Fibromyalgia causes widespread pain, fatigue, and cognitive issues. It can be difficult to manage and can severely impact quality of life. Nearly 5 million people in the United States have been diagnosed with this chronic condition. It usually shows up between the ages of 30 and 50, and 80% to 90% of the people affected are women. There is no cure, but a combination of exercise, modalities and education can help manage symptoms.
Physical therapists are well known as experts in exercise, so they're an obvious choice when it comes to helping people with fibromyalgia. The right exercise routine can help these patients with pain, fatigue, sleep disturbances, depression, and more. A combination of strengthening, stretching and aerobic exercise is the most effective. Patients and therapists work together to find the right type and intensity of exercise to best manage symptoms.
Therapists also have a large choice of other treatments to help people with fibromyalgia. Gentle manual therapy and massage have been shown to help reduce pain and muscle stiffness caused by fibromyalgia. Physical therapists also use modalities to reduce symptoms. Examples include electrical stimulation, laser, biofeedback, and dry needling in states where it is allowed.
In addition to land-based exercise, some clinics also have the option of aquatic therapy. This combines the benefits of exercise with the warmth of a therapeutic pool.
Because physical therapists spend so much time with their patients, they can handle the education component too. They help people with fibromyalgia understand what's going on, and what they can do about it. Research shows that people with more knowledge about their condition have better outcomes, more confidence, and cope better.

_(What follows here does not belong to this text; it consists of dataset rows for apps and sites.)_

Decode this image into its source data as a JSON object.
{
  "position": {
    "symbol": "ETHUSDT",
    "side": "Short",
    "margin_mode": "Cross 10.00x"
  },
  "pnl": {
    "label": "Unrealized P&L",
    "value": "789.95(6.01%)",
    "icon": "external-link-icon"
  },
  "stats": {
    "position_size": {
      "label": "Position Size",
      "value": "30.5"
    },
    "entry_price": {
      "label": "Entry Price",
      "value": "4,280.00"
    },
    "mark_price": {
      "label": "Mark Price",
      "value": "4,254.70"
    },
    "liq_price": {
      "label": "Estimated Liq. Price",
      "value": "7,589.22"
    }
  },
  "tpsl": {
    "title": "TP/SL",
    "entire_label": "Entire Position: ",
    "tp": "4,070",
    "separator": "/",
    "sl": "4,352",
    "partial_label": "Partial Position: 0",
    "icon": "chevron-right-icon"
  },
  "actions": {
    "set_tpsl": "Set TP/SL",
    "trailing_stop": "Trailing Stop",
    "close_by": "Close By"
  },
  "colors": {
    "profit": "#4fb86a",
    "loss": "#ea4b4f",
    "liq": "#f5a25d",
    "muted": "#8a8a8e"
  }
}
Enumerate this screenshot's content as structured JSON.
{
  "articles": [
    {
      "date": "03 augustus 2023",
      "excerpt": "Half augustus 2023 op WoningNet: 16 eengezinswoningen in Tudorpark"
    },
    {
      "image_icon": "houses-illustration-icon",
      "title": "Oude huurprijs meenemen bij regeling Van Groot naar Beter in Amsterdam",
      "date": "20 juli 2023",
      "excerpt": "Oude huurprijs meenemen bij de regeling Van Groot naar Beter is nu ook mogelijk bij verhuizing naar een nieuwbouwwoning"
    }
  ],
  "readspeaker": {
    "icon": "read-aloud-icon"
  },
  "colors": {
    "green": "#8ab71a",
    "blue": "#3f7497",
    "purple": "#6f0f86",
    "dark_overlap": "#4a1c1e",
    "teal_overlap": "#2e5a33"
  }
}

Physical therapists help people with pain management, strength, mobility, fatigue and function to relieve their symptoms and improve the quality of their lives. While we still don't have a cure for fibromyalgia, people can move through it with the right help.